*Problem description*
Report back every line below that carries the word "Interactive".

[Page and application data records]
□ □ □ □
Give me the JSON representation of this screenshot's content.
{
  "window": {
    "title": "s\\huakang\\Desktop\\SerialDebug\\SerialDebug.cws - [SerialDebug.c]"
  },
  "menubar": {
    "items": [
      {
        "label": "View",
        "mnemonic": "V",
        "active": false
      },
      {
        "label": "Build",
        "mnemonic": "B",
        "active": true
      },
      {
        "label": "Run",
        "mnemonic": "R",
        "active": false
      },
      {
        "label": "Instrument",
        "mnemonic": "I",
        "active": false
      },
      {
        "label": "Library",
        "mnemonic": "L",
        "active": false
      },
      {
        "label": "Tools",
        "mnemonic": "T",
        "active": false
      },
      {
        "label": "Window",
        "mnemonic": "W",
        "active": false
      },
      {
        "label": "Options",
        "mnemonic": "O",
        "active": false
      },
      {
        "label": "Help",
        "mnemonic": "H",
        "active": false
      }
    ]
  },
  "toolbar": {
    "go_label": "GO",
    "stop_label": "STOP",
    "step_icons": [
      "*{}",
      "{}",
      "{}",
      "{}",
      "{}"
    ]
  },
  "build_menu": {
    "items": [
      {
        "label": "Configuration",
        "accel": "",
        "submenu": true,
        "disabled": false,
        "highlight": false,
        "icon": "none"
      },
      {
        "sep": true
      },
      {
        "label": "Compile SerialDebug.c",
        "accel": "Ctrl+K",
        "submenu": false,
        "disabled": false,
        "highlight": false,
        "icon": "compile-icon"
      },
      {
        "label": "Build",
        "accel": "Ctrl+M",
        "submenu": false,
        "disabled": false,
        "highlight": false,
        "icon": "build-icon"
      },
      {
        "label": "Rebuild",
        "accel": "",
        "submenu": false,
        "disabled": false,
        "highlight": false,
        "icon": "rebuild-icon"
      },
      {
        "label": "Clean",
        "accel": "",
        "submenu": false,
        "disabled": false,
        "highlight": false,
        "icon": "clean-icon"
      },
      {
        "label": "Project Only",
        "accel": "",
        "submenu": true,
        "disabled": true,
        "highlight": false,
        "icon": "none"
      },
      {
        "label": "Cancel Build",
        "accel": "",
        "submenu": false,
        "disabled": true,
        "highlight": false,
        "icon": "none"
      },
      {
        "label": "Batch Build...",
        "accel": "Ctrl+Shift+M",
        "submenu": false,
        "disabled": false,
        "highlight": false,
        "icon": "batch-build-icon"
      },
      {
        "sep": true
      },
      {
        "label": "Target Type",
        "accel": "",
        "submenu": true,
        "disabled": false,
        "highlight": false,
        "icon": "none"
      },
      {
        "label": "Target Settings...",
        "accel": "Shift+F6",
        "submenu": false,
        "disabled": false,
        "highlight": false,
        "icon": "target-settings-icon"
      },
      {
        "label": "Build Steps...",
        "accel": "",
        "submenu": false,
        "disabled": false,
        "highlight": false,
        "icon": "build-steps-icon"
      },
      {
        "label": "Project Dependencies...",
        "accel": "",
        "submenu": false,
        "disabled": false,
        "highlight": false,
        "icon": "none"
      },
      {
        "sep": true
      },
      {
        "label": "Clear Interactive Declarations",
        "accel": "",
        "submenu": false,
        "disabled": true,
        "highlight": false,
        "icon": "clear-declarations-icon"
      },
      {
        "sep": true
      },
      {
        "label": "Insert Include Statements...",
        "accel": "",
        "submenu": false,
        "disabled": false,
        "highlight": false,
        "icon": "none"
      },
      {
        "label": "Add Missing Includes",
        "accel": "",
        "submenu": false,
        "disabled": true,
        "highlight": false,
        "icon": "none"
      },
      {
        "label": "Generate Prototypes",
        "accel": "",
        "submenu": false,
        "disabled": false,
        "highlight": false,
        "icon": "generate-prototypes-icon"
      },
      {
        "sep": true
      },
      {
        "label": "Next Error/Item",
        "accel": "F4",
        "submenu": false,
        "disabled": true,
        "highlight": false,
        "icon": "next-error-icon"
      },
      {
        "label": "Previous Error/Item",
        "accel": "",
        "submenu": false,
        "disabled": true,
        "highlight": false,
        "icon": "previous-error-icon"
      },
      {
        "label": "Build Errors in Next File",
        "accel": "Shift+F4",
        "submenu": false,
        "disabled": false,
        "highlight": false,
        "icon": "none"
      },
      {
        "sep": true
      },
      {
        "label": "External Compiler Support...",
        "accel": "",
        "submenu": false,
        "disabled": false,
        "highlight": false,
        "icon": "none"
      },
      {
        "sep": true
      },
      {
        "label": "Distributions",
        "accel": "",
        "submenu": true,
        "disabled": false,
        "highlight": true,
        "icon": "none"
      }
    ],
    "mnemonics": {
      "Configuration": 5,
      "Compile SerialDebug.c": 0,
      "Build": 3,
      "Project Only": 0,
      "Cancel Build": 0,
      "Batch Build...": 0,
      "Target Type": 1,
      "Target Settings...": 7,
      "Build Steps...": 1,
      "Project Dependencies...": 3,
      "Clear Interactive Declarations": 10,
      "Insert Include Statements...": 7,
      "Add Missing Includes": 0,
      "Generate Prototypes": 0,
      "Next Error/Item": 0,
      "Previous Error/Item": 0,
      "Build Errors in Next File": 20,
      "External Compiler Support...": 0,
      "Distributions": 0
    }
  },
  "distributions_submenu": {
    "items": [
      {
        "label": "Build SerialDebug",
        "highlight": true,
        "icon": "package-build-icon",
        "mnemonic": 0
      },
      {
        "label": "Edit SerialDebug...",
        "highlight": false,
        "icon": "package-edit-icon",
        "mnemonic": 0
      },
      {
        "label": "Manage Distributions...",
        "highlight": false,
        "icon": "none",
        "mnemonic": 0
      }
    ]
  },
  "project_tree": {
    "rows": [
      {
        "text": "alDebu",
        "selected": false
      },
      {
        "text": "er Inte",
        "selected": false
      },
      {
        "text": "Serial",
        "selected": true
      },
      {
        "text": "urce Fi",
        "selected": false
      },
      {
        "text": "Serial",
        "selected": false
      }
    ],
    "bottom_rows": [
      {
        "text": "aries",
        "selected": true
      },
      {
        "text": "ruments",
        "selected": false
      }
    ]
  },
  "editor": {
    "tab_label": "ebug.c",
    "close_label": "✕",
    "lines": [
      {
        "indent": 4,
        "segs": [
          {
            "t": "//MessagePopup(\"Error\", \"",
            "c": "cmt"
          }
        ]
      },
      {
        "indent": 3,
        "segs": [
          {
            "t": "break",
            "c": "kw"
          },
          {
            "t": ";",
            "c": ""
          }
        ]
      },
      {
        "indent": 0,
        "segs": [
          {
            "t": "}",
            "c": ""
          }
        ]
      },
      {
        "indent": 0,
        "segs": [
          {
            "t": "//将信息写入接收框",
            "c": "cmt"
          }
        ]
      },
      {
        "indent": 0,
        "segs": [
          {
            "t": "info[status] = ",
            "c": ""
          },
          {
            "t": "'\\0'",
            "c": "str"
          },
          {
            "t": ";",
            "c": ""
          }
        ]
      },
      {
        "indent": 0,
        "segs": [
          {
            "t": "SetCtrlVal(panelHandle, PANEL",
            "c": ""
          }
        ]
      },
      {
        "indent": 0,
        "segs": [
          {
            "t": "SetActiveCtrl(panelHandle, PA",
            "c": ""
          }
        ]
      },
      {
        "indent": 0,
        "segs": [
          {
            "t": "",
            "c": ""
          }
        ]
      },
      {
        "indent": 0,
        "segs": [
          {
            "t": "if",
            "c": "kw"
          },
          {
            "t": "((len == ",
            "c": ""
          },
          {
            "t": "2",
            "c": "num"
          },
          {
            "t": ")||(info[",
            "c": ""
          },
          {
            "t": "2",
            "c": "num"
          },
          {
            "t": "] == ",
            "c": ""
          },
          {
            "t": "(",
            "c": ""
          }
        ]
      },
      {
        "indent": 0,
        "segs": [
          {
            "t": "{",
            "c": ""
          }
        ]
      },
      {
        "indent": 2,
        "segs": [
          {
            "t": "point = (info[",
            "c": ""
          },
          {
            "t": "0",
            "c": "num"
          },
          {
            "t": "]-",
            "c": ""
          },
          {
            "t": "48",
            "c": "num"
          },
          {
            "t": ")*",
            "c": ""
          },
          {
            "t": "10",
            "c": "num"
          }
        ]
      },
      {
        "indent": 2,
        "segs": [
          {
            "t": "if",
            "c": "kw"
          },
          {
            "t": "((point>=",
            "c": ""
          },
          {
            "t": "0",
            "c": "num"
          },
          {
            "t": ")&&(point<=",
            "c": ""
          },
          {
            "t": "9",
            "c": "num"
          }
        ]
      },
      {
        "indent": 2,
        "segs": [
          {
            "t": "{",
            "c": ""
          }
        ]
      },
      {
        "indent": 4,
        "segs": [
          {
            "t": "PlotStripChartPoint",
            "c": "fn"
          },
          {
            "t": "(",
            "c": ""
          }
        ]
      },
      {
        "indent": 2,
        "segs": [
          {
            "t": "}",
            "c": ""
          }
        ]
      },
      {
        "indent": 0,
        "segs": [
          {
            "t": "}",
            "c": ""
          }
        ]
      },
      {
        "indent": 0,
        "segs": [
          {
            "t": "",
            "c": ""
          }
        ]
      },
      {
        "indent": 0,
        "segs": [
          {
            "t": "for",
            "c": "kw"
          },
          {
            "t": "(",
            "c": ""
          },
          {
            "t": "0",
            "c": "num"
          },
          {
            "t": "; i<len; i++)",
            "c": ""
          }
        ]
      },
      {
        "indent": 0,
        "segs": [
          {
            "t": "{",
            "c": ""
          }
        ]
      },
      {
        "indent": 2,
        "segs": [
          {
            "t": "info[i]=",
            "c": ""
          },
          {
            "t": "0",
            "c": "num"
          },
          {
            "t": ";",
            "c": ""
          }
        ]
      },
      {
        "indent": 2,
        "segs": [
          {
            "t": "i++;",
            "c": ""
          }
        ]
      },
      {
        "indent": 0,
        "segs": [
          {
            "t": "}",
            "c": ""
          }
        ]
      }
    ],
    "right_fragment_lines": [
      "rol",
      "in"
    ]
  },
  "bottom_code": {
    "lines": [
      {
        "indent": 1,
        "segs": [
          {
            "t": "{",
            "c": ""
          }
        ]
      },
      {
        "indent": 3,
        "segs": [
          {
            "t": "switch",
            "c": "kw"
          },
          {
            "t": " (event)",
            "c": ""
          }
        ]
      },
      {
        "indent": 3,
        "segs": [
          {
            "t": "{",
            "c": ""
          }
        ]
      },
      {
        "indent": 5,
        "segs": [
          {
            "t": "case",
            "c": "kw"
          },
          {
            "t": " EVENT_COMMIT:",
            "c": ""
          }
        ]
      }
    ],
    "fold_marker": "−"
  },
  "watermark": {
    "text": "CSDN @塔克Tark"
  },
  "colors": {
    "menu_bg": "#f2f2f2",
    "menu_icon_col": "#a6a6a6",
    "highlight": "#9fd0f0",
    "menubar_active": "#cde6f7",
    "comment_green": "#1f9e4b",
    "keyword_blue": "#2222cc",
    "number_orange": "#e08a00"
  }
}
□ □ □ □
*Result of this task*
        "label": "Clear Interactive Declarations",
      "Clear Interactive Declarations": 10,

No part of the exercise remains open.